Fullerton College

I thank my lucky stars that I always landed on my feet. I had quit my editing job to work for a company specializing in the paperless office, but a few months in, I saw a job posting for an oceanography instructor in the classified section of the LA Times. It sounds so old school to find a job in a newspaper but it worked. I submitted my application and two interviews later (the second so they could make sure I knew how to operate an overhead projector), I was hired full-time by Fullerton College.
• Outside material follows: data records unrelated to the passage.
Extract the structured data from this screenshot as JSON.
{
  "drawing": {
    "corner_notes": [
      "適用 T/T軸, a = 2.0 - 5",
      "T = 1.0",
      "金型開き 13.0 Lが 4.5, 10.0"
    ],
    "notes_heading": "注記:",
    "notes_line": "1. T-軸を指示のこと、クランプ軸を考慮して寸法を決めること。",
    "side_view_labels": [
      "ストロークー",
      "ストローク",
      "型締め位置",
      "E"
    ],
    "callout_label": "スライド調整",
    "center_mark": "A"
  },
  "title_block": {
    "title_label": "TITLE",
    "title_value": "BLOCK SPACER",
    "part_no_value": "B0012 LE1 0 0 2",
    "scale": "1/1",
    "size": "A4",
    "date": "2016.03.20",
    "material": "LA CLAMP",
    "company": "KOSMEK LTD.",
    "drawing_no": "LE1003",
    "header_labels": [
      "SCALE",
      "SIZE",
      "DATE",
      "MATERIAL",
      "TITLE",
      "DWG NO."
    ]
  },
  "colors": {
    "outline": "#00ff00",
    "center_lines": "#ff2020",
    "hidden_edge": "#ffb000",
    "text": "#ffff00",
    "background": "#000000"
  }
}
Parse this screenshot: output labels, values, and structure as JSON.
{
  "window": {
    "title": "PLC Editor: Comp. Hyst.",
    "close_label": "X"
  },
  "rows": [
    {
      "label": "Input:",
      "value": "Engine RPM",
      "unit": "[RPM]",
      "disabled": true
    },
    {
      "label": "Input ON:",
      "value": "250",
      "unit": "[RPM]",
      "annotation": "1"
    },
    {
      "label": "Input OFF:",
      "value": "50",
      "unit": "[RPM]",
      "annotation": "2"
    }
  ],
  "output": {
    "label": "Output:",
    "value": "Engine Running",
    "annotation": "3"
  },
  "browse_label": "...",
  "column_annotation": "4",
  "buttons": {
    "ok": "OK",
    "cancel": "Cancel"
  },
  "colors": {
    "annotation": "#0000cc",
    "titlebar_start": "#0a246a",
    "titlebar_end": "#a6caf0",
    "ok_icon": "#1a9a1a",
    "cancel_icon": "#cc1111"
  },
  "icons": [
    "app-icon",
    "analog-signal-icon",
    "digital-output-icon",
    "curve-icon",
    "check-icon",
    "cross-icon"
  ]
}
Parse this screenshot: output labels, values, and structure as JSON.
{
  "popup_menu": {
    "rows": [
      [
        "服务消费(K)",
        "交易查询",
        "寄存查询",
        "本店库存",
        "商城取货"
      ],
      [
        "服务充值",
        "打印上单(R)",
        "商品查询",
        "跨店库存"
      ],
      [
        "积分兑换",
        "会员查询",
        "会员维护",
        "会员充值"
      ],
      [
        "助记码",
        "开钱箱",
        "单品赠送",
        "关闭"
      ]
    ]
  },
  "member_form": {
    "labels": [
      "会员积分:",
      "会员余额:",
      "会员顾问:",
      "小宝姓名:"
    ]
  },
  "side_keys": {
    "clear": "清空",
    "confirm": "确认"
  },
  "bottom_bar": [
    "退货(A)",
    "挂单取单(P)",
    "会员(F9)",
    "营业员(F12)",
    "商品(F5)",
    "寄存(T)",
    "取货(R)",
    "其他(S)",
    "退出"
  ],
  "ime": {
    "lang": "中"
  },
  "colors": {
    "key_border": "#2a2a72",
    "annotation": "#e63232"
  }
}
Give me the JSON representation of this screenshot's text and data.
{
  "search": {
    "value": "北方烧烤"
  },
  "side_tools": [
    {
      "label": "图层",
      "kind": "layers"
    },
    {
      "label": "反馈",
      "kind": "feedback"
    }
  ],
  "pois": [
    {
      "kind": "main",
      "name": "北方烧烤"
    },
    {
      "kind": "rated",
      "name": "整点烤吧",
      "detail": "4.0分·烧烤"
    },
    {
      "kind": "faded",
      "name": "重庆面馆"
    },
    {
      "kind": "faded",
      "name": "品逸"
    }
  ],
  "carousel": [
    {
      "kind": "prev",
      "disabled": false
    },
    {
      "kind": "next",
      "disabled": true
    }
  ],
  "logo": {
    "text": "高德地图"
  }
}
I’ve worked there since August 1996.

A few highlights of my time at FC:

  • Taught the first online course at FC in summer 1996.
  • Served as a NASA Solar System Ambassador (1999-2000); made public presentations about NASA space exploration.
  • Served as campus online coordinator (1999-2002);  wrote the first Strategic Plan for Distance Education at FC; trained more than 100 instructors in online pedagogy and instructional design.
  • Collaborated on Project CORIOLIS (Collaboratory for Oceanographic Research Instrumentation as On-line Laboratory Instruction Sources; 2001-2004).
  • Participated in Faculty Institutes for Reforming Science Teaching II (FIRST II; 2003-2004).
  • Created active-learning web content for 26-episode documentary, The Endless Voyage (2004); wrote one episode (Survivors).
  • Participated in EarthEd (2005), organized by William Prothero, UCSB.
  • Co-authored Exploring the World Ocean with Tommy Dickey, McGraw-Hill (2007).
  • Organized Global Warming Awareness Day (January 31, 2008), a Focus the Nation teach in to raise awareness of climate change.
  • Served as FC Accreditation Self-Study Co-Chair (2011).
  • Awarded $10,000 grant from Metropolitan Water District to support student research in water conservation (2012-2014).
  • Participated in Reading Apprenticeship professional development program to improve student literacy (2014-2015).
  • Served as Earth Sciences Departmental Chair (2013-2017).
  • Presenter, Males Achieving Success, Fullerton College (2015).
  • Presenter, Plastics Unwrapped, Fullerton Museum (2016).
  • Spearheaded five new Earth Science courses and a new Earth Science AS degree program (2016).
  • Awarded three District Innovation Grants to transform non-major science teaching (2014-2017).
  • Awarded $59,000 in equity funding (2015-2017) to increase success and retention of underrepresented students in science.
  • Hosted Natural Sciences Seminar Series (2016-2018).
  • Served as faculty mentor for student club, Students for a Greener Planet.
  • Founded Earth Sciences Undergraduate Research Institute (2016-2019) with 3-yr, $109,612 grant from FC Budget Development Committee.
  • Awarded 4-yr, $66,000 USDA grant (in collaboration with CSUF; 2016-2020) to support students in sustainability-related research.
  • Organized various departmental outreach activities, including Smart Start Saturday, Kindercaminata, Club Rush, WorldFest, Family & High School Senior Night.
  • Created more than 200 YouTube video presentations for students worldwide that have garnered more than 500,000 views.
  • Participant-Supporter, Youth Climate Strike Orange County (2019).
  • Monthly contributor: FC Food Bank, Fullerton Foundation Climate Science Scholarship Fund.

Every day brings a new opportunity to inspire someone, to teach them something, and to love and serve others with a generous heart. It’s also a new chance to meet someone inspiring, to learn something new, and to improve one’s self. We can’t protect what we don’t understand and this applies to the ocean as well as our lives.

Hopefully, through my teaching, I can help to make the world a more sustainable and just place to live while raising awareness of the ocean and its importance to life on Earth.

Life Outside College

I love to write and am currently working on a new multi-part book, Our World Ocean: Understanding the Most Important Ecosystem on Earth, with an outstanding group of woman artists, editors, and designers. The first of five “voyages” will be published in January 2023. When I’m not teaching or writing, I care for four cats (RIP, Bebe, 3/27/2022) and spend much-treasured time with the love of my life, Shae, my partner since February 1, 2001.